Snow melts off nearby 12,000 ft. mountains, trickles down collecting mineral nutrients and feeds Trotter’s 3,800 plants, which are never treated with chemicals or pesticides. Instead, they use a horde of 100,000 lady bugs to protect against aphid infestation, and a heard of Scottish highlander cows fertilize the soil.
What’s more, for the last 30 years Rob has lived with Retinitis Pigmentosa, a degenerative eye condition that causes his retina to deteriorate and has left him 85 percent blind.
As a result, Rob’s farming methods are intense and peculiar. He wakes up every morning before the sun has a chance to crest the horizon.
He navigates winding, rugged terrain in the dark, unlocks a secured gate, toggles some equipment, and walks through the plantation to feel and smell plants.
As his vision worsens, he says his cultivation acumen improves due to what he considers a “sixth sense”. Rob is capable of detecting slight changes in temperature on the back of his neck, allowing him to strategize his planting
accordingly. He picks leaves by feel and smells buds to determine optimum time to harvest.
“Eyes are an overwhelming sense,” he says. “They block out other senses. Once you remove it, the other ones go way up. There’s a lot of benefit there.”

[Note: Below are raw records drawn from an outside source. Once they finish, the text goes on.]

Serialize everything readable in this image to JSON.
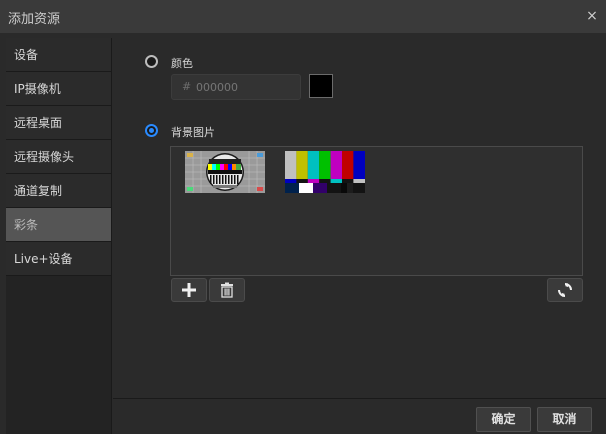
{
  "window": {
    "title": "添加资源",
    "close_glyph": "×"
  },
  "sidebar": {
    "items": [
      {
        "label": "设备",
        "active": false
      },
      {
        "label": "IP摄像机",
        "active": false
      },
      {
        "label": "远程桌面",
        "active": false
      },
      {
        "label": "远程摄像头",
        "active": false
      },
      {
        "label": "通道复制",
        "active": false
      },
      {
        "label": "彩条",
        "active": true
      },
      {
        "label": "Live+设备",
        "active": false
      }
    ]
  },
  "color_option": {
    "label": "颜色",
    "hash": "#",
    "placeholder": "000000",
    "swatch_color": "#000000",
    "selected": false
  },
  "image_option": {
    "label": "背景图片",
    "selected": true
  },
  "images": [
    {
      "name": "test-card-pattern"
    },
    {
      "name": "color-bars"
    }
  ],
  "toolbar": {
    "add_icon": "plus-icon",
    "delete_icon": "trash-icon",
    "refresh_icon": "refresh-icon"
  },
  "footer": {
    "ok_label": "确定",
    "cancel_label": "取消"
  },
  "colors": {
    "accent": "#2a8bff",
    "active_sidebar": "#555555"
  }
}
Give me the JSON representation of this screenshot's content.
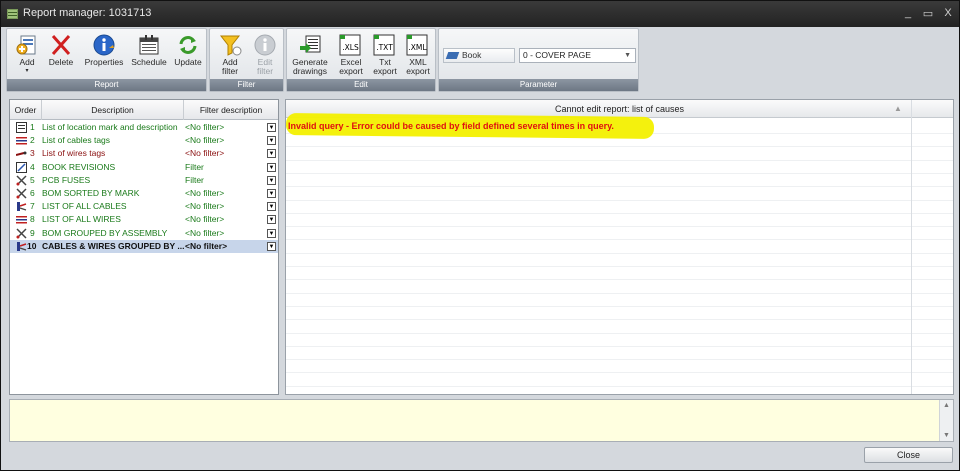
{
  "window": {
    "title": "Report manager: 1031713",
    "minimize": "_",
    "maximize": "▭",
    "close": "X"
  },
  "ribbon": {
    "report": {
      "label": "Report",
      "add": "Add",
      "delete": "Delete",
      "properties": "Properties",
      "schedule": "Schedule",
      "update": "Update"
    },
    "filter": {
      "label": "Filter",
      "add_filter_1": "Add",
      "add_filter_2": "filter",
      "edit_filter_1": "Edit",
      "edit_filter_2": "filter"
    },
    "edit": {
      "label": "Edit",
      "generate_1": "Generate",
      "generate_2": "drawings",
      "excel_1": "Excel",
      "excel_2": "export",
      "txt_1": "Txt",
      "txt_2": "export",
      "xml_1": "XML",
      "xml_2": "export",
      "xls_tag": ".XLS",
      "txt_tag": ".TXT",
      "xml_tag": ".XML"
    },
    "parameter": {
      "label": "Parameter",
      "book_label": "Book",
      "selected": "0 - COVER PAGE"
    }
  },
  "table": {
    "headers": {
      "order": "Order",
      "description": "Description",
      "filter": "Filter description"
    },
    "rows": [
      {
        "num": "1",
        "desc": "List of location mark and description",
        "filter": "<No filter>",
        "icon": "list-location-icon",
        "color": "#1a7a1a"
      },
      {
        "num": "2",
        "desc": "List of cables tags",
        "filter": "<No filter>",
        "icon": "cables-list-icon",
        "color": "#1a7a1a"
      },
      {
        "num": "3",
        "desc": "List of wires tags",
        "filter": "<No filter>",
        "icon": "wire-icon",
        "color": "#8a1010"
      },
      {
        "num": "4",
        "desc": "BOOK REVISIONS",
        "filter": "Filter",
        "icon": "revision-icon",
        "color": "#1a7a1a"
      },
      {
        "num": "5",
        "desc": "PCB FUSES",
        "filter": "Filter",
        "icon": "tools-icon",
        "color": "#1a7a1a"
      },
      {
        "num": "6",
        "desc": "BOM SORTED BY MARK",
        "filter": "<No filter>",
        "icon": "tools-icon",
        "color": "#1a7a1a"
      },
      {
        "num": "7",
        "desc": "LIST OF ALL CABLES",
        "filter": "<No filter>",
        "icon": "cable-group-icon",
        "color": "#1a7a1a"
      },
      {
        "num": "8",
        "desc": "LIST OF ALL WIRES",
        "filter": "<No filter>",
        "icon": "cables-list-icon",
        "color": "#1a7a1a"
      },
      {
        "num": "9",
        "desc": "BOM GROUPED BY ASSEMBLY",
        "filter": "<No filter>",
        "icon": "tools-icon",
        "color": "#1a7a1a"
      },
      {
        "num": "10",
        "desc": "CABLES & WIRES GROUPED BY ...",
        "filter": "<No filter>",
        "icon": "cable-group-icon",
        "color": "#111111"
      }
    ]
  },
  "right": {
    "header": "Cannot edit report: list of causes",
    "error": "Invalid query - Error could be caused by field defined several times in query."
  },
  "footer": {
    "close": "Close"
  },
  "colors": {
    "error": "#e01010",
    "highlight": "#f3f000",
    "message_bg": "#ffffe0"
  }
}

While driving his four-wheel buggy, he points out the hydroelectric pump, which he services and maintains based on how it sounds. This single turbine powers the entire facility and contributes to a zero-chemical, zero-waste operation. The Trotters pride themselves on marrying the green industry with green energy.
“It’s all about the plants, and all about this place, and me not screwing it up,” he said.
Fire and Snow Muck Up Your Plans
The environment isn’t always this forgiving, though. The Tritter’s grow cycle has been threatened by drought and the Lake Christine Fire, which burned more than 12,500 acres about seven miles away. And in October of 2017, eleven inches of snow dumped on the plants during harvest.
Surprisingly, the unexpected storm enhanced Pot Zero’s cannabis plants. After the snows, the Trotters discovered their plants were suddenly loaded with 15-30 percent THC and 1.5-4 percent CBG, the latter of which is one of the rarest and most therapeutic cannabinoids.
“Pretty much like the human race, with these plants what doesn’t kill you makes you stronger,” said Trotter. “They can be tortured by the weather, as long it does not kill them, and they are actually just stronger from it. They adapt, they cope, and they perform.”